Hello Neighbor! Thank you for dropping by.
If you are here, you probably already know that I am running for ANC Commissioner for Single Member District 3G-05.
Here’s why I’m running.
We have a great opportunity before us to reshape our neighborhood and build a stronger community that is vibrant, inclusive, and ready to tackle complex issues that affect us here locally and as Washingtonians. This matters a great deal to me.
The global pandemic has impacted our local businesses, our economic health, our children’s schooling, and our ability to socialize responsibly. Racial protests and calls for justice force us to confront our neighborhood’s history and find ways to reconcile past wrongs with who we believe we are. The reality of global warming reminds us that we each play an important role in maintaining ecological balance to hold our planet dear for future generations.
We have an upcoming $38 million dollar renovation to modernize the Chevy Chase Community Center and the Chevy Chase Public Library and create a campus that is large enough to accommodate affordable housing units and retail businesses. Those plans fit well with the exciting possibility of Connecticut Avenue’s designation as the “Chevy Chase Gateway” into Washington, DC, which will be studied by the DC Office of Planning under a Chevy Chase Small Area Plan with a late November public kick-off.
And at the start of October, we learned that the non-profit District Bridges was awarded a grant under the DC Department of Small and Local Business Development program for a Chevy Chase Main Street program that will revitalize our commercial corridor. The 110 letters of support from the community most definitely strengthened their application.
We must take advantage of these once in a lifetime opportunities by getting involved or by being informed, and I intend to do both.
Here’s a bit of who I am.
I have lived in DC for the past 25 years–22 of them in this neighborhood when my husband Nathaniel and I purchased our first home on Nevada Avenue between Legation and Livingston. We were lucky. Housing prices had been stagnant for over a decade and a half before we purchased our home so our timing was good. We were lucky because racially restrictive covenants that prevented Blacks, Jews, and Asians from purchasing property were dismantled by the time we came along. We were lucky also because we somehow landed in an excellent school district.
Our oldest daughter was born two years after we settled in and attended Lafayette Elementary School, Deal Middle School, and Wilson High School plus early childhood years in Montessori School of Chevy Chase. She just left for college. Our youngest is a sixth grader at Deal. I hope that our neighborhood allows for other young couples, families, individuals to be as lucky as Nathaniel and I when we were just starting out to find a home we could afford, send our children to public schools without worrying about their safety, and grow older in a neighborhood we love.
My professional career has been focused on the intersection of business, government, and technological innovation. I have worked as a financial analyst for an investment bank; as a supervisory economist for a staff of economists and policy analysts; as a business manager for over twenty multi-million dollar technology development projects for the Federal government; as an evaluator-consultant to oversee the operation and impact of university-industry research centers, and as a research director supervising large study contracts on innovation. I have had my own private consulting practice for over a decade.

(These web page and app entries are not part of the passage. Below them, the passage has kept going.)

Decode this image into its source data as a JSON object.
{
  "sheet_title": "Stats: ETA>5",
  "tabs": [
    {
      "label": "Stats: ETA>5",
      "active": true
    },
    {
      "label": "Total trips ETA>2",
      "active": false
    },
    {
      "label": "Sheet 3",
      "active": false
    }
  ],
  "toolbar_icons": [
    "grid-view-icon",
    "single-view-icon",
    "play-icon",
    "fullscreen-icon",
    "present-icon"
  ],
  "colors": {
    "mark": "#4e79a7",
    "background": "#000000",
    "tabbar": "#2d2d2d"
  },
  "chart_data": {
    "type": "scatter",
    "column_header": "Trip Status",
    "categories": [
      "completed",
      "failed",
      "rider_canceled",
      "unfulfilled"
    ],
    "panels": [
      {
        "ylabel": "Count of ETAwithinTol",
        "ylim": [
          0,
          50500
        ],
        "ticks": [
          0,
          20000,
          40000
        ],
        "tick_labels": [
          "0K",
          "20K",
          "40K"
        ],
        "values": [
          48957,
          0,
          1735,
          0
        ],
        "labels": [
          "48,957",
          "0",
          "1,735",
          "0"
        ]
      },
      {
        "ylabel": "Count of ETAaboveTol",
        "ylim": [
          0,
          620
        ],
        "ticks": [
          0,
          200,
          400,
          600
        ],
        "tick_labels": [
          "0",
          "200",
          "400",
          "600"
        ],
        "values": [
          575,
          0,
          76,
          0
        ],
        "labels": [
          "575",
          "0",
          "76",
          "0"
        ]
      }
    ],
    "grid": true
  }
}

I hold a bachelor’s degree in Economics from Wellesley College, a master’s degree in International Management and Comparative Technology Policy from UCSD’s School of Global Policy and Strategy, and am a dissertation short of a doctorate in Political Economy and Science, Technology & Public Policy from MIT.
I was born and raised in New York City to educated parents who emigrated from Taiwan in search of opportunity and the American dream. I grew up straddling two cultures—public school where few looked like me, and weekends in Manhattan’s Chinatown where my parents owned a thriving retail furniture business helping new immigrants furnish their homes.
I know the importance to communities of locally grown businesses, available and attainable housing, and public spaces where residents can gather and meet. I also know the intangible benefits of hospitality where a warm welcome can drive the local economy with the fuel and energy of immigrants and other newcomers who are eager to build a better life for themselves.
Here’s what I promise.
I will bring to the ANC a dedication to public service, strong coalition building skills, and experience with public-private partnerships. I will learn what I do not know. I will communicate what I do.
My campaign motto is “Building Better Together … Do Better | Be Better | Live Better.“
We have an opportunity to reimagine and reshape our neighborhood for decades to come. I want to be at the table doing my part.
I seek to build bridges, keep my eyes on the big picture, and get the details right.
I want to serve as your advocate on the ANC to make great things happen.
I ask for your support and your vote.